EXERCISE INSTRUCTIONS: Determine the number of lines in the data below that hold "JSON"; give nothing but that number.

(Items from an interface collection)

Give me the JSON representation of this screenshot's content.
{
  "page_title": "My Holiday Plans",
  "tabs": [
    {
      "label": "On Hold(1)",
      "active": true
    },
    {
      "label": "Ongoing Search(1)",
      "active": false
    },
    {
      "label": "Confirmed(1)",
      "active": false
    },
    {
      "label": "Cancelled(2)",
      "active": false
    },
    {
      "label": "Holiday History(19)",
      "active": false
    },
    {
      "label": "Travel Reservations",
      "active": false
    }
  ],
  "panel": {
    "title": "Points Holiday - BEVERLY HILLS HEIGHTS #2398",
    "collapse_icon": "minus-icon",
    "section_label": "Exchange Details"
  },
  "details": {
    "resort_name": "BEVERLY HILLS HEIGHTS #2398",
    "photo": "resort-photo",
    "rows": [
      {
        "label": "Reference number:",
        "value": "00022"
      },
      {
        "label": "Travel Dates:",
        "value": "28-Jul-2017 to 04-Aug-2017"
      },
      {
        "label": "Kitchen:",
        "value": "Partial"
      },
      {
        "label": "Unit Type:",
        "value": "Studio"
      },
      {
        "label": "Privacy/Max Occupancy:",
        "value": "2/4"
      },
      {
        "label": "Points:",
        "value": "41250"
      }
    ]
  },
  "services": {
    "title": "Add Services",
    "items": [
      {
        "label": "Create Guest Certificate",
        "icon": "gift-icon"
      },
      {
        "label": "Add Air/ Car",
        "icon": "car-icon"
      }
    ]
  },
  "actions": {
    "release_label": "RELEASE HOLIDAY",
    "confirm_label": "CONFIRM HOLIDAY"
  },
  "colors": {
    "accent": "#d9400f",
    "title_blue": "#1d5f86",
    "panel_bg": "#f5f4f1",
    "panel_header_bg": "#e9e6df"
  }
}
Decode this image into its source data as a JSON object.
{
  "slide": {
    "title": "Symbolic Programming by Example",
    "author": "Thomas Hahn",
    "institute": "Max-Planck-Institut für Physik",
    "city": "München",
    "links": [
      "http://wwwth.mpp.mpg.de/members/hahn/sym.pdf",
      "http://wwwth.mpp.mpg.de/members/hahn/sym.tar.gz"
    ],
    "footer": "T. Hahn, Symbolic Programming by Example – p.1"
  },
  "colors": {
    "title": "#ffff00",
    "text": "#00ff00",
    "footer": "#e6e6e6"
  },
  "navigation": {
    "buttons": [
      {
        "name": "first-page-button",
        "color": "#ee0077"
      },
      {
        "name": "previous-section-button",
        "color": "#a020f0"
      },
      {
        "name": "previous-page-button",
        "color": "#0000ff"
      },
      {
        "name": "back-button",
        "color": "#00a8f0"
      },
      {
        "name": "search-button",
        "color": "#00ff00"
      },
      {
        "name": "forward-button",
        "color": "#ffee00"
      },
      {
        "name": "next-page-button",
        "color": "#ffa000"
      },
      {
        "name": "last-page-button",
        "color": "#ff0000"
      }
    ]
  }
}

TASK RESULT: 2